The latest example came this week from Campbell Soup Company. CEO Mark Clouse told analysts that the consumer continues to be “resilient” despite continued price increases on food, but found that “consumers are beginning to feel that pressure” as time goes on.
This shows up in the categories they are buying. Overall, Clouse said Campbell sees a shift toward shelf-stable items, and away from more expensive prepared foods.
There is also change in when they make purchases. People are buying more at the beginning of the month. That’s because they are stretching paychecks as long as possible.
These shifts change how the company is communicating with consumers.
Clouse said the changes in behavior are an opportunity to “focus on value within our messaging without necessarily having to chase pricing all the way down.”
“No question that it's important that we protect affordability and that we make that relevant in the categories that we're in," Clouse said. "But I also think there's a lot of ways to frame value in different ways, right?”
A meal cooked with condensed soup may be cheaper than picking up a frozen item or ordering out. Consumers just need a reminder. Even within Campbell’s own portfolio, the company can elevate brands that have more value now, even if they may not always get the limelight.
The open question is whether the shift in behavior will begin to show up in the results of the companies that have raised prices. Campbell’s overall net sales grew 5% for the quarter ended April 30, while gross profit margins held steady around 30%. But the category-level results were more uneven. U.S. soup sales declined 11%, though the company said that was owed to comparisons with the quarter when supply chains reopened a year ago and expressed confidence that the category is seeing a longer-term resurgence as more people cook at home following the pandemic. Snacks, which includes Goldfish and Pepperidge Farm, were up 12% And while net sales increased overall, the amount of products people are buying is declining. Volumes were down 7%.

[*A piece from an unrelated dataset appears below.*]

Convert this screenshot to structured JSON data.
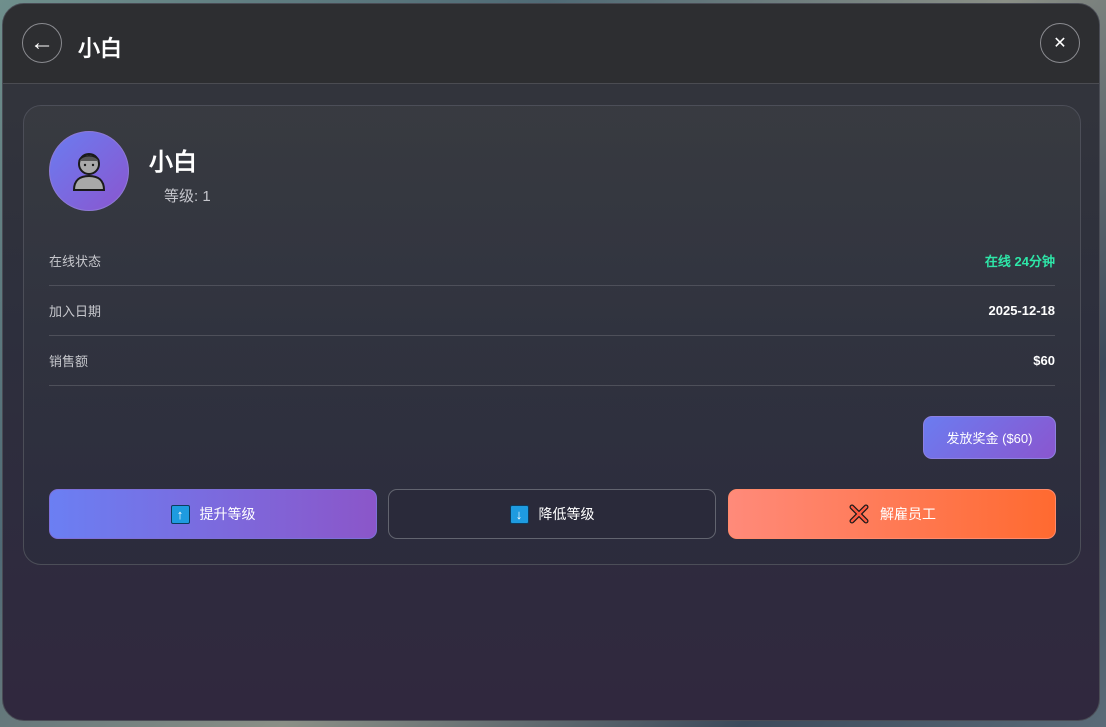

These are trends happening across the grocery store. Campbell is continuing to compete. It is leading with iconic brands, and a host of different ways to consume them. It is following that up with innovation that makes the products stand out. Then, it is driving home messaging that shows consumers how to fit the products into their lives, and even their tightening spending plans.
Campbell Soup is more than 150 years old, and has seen plenty of difficult economic environments. It is also a different business today, and will continue to evolve. At the end of the day, continued execution is what’s required.
“If it's good food, people are going to buy it, especially if it's a great value,” Clouse said.